One major theme the survey revealed was the need to adapt to growth in our region, which covers a range of issues, Maher said, from dealing with critical housing shortages, to adding infrastructure and at the same time retaining the small-town feel to the valley.
The legacy of our forefathers in this valley is one of civic service and placing community health, vitality and resilience on a par with personal gain. It’s an “all for one and one for all” mindset.
Every great civic achievement in our history is the result of cooperative action with long-term community benefit as the driving force. It’s why we have publicly-owned hydroelectric dams, the Numerica Performing Arts Center, Mission Ridge Ski and Board Resort, Pybus Public Market, the Apple Capital Recreational Loop Trail, and many more civic successes.

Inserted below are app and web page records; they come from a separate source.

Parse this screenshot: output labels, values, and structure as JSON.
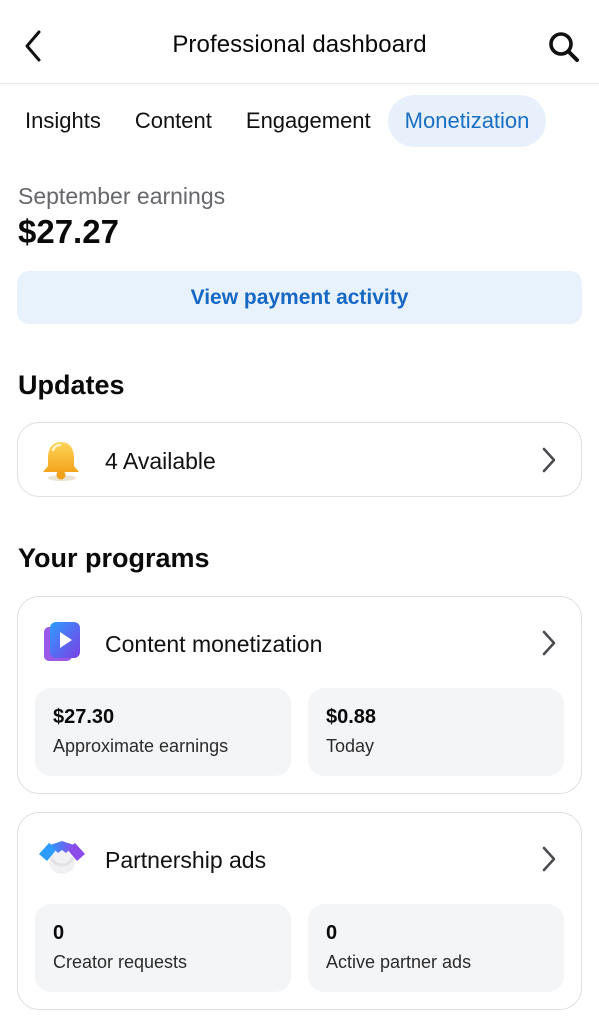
{
  "header": {
    "title": "Professional dashboard"
  },
  "tabs": [
    {
      "label": "Insights",
      "active": false
    },
    {
      "label": "Content",
      "active": false
    },
    {
      "label": "Engagement",
      "active": false
    },
    {
      "label": "Monetization",
      "active": true
    }
  ],
  "earnings": {
    "label": "September earnings",
    "value": "$27.27"
  },
  "payment_button": {
    "label": "View payment activity"
  },
  "updates": {
    "title": "Updates",
    "item_label": "4 Available",
    "icon": "bell-icon"
  },
  "programs": {
    "title": "Your programs",
    "items": [
      {
        "label": "Content monetization",
        "icon": "video-play-icon",
        "stats": [
          {
            "value": "$27.30",
            "label": "Approximate earnings"
          },
          {
            "value": "$0.88",
            "label": "Today"
          }
        ]
      },
      {
        "label": "Partnership ads",
        "icon": "handshake-icon",
        "stats": [
          {
            "value": "0",
            "label": "Creator requests"
          },
          {
            "value": "0",
            "label": "Active partner ads"
          }
        ]
      }
    ]
  },
  "colors": {
    "accent": "#1a6fc4",
    "active_tab_bg": "#e8f1fb",
    "card_border": "#dcdfe3",
    "stat_bg": "#f4f5f7"
  }
}
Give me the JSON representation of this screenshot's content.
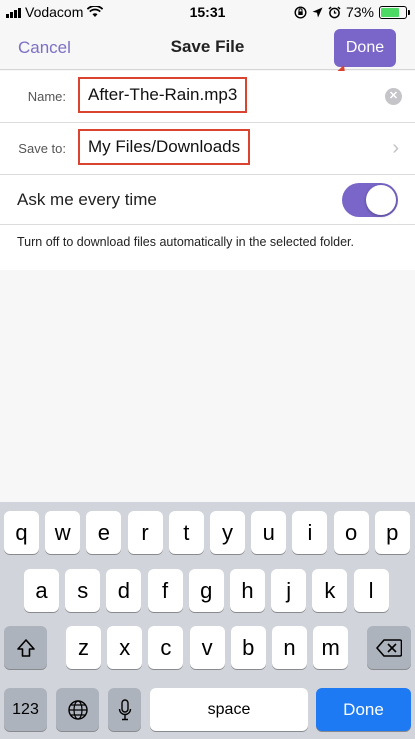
{
  "status_bar": {
    "carrier": "Vodacom",
    "time": "15:31",
    "battery": "73%",
    "battery_level": 0.73
  },
  "nav": {
    "cancel_label": "Cancel",
    "title": "Save File",
    "done_label": "Done"
  },
  "form": {
    "name_label": "Name:",
    "name_value": "After-The-Rain.mp3",
    "save_to_label": "Save to:",
    "save_to_value": "My Files/Downloads",
    "ask_label": "Ask me every time",
    "ask_enabled": true,
    "description": "Turn off to download files automatically in the selected folder."
  },
  "keyboard": {
    "row1": [
      "q",
      "w",
      "e",
      "r",
      "t",
      "y",
      "u",
      "i",
      "o",
      "p"
    ],
    "row2": [
      "a",
      "s",
      "d",
      "f",
      "g",
      "h",
      "j",
      "k",
      "l"
    ],
    "row3": [
      "z",
      "x",
      "c",
      "v",
      "b",
      "n",
      "m"
    ],
    "numbers_label": "123",
    "space_label": "space",
    "done_label": "Done"
  },
  "colors": {
    "accent": "#7a66c8",
    "highlight": "#d9432f",
    "keyboard_done": "#1d7af2"
  },
  "icons": [
    "signal-icon",
    "wifi-icon",
    "rotation-lock-icon",
    "location-icon",
    "alarm-icon",
    "battery-icon",
    "clear-icon",
    "chevron-right-icon",
    "shift-icon",
    "backspace-icon",
    "globe-icon",
    "microphone-icon",
    "annotation-arrow-icon"
  ]
}
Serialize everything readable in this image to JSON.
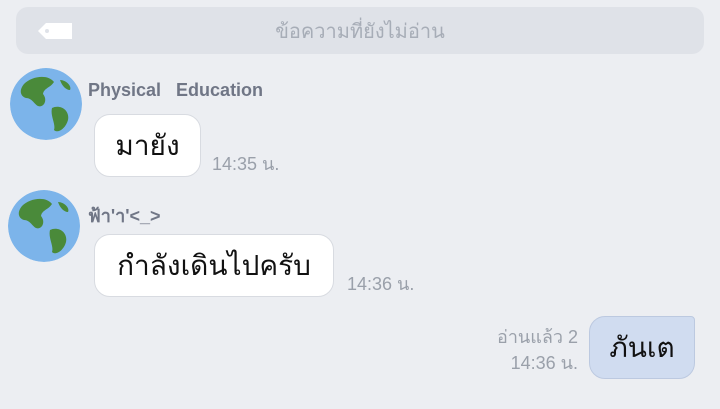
{
  "unread_banner": {
    "text": "ข้อความที่ยังไม่อ่าน",
    "icon": "tag-icon"
  },
  "messages": [
    {
      "sender": "Physical   Education",
      "text": "มายัง",
      "time": "14:35 น.",
      "avatar_icon": "earth-globe-icon"
    },
    {
      "sender": "ฟ้า'า'<_>",
      "text": "กำลังเดินไปครับ",
      "time": "14:36 น.",
      "avatar_icon": "earth-globe-icon"
    },
    {
      "text": "ภันเต",
      "read_status": "อ่านแล้ว 2",
      "time": "14:36 น."
    }
  ],
  "colors": {
    "background": "#eceef2",
    "own_bubble": "#d0dcf0",
    "ocean": "#7cb4ea",
    "land": "#4a8a3a"
  }
}
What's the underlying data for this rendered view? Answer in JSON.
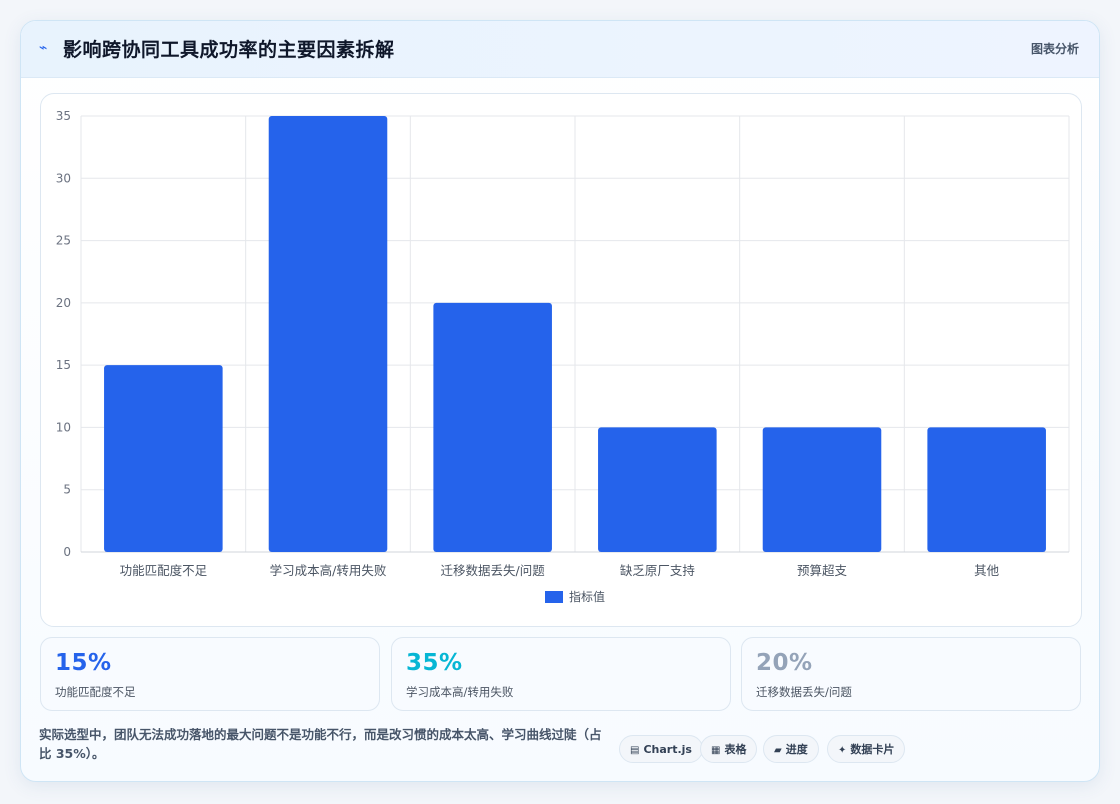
{
  "header": {
    "title": "影响跨协同工具成功率的主要因素拆解",
    "action_label": "图表分析"
  },
  "chart_data": {
    "type": "bar",
    "categories": [
      "功能匹配度不足",
      "学习成本高/转用失败",
      "迁移数据丢失/问题",
      "缺乏原厂支持",
      "预算超支",
      "其他"
    ],
    "series": [
      {
        "name": "指标值",
        "values": [
          15,
          35,
          20,
          10,
          10,
          10
        ]
      }
    ],
    "ylim": [
      0,
      35
    ],
    "yticks": [
      0,
      5,
      10,
      15,
      20,
      25,
      30,
      35
    ],
    "grid": true,
    "legend": "bottom-center",
    "bar_color": "#2563eb"
  },
  "stats": [
    {
      "value": "15%",
      "label": "功能匹配度不足",
      "color": "#2563eb"
    },
    {
      "value": "35%",
      "label": "学习成本高/转用失败",
      "color": "#06b6d4"
    },
    {
      "value": "20%",
      "label": "迁移数据丢失/问题",
      "color": "#94a3b8"
    }
  ],
  "footer": {
    "summary": "实际选型中，团队无法成功落地的最大问题不是功能不行，而是改习惯的成本太高、学习曲线过陡（占比 35%）。"
  },
  "chips": [
    {
      "icon": "▤",
      "label": "Chart.js"
    },
    {
      "icon": "▦",
      "label": "表格"
    },
    {
      "icon": "▰",
      "label": "进度"
    },
    {
      "icon": "✦",
      "label": "数据卡片"
    }
  ]
}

One of the things I value about OVOF is the group’s focus on what is possible — what we can accomplish by working together. In a society that is seeing so much division, thanks to our dysfunctional political parties,and national media and social media ecosystems that are rewarded by perpetuating conflict.
If we’re going to make things happen, we have to start in our home towns and strengthen the bonds of community. That’s exactly what OVOF is doing in this valley.
Maher, the OVOF coordinator, noted that our valley has seen a lot of in-migration during the pandemic. Our opportunity, he said, is encouraging them to participate in the civic life of our community.
Our valley is being transformed before our eyes, and quickly. Maintaining the community spirit while this changes happens is the most important work ahead of us.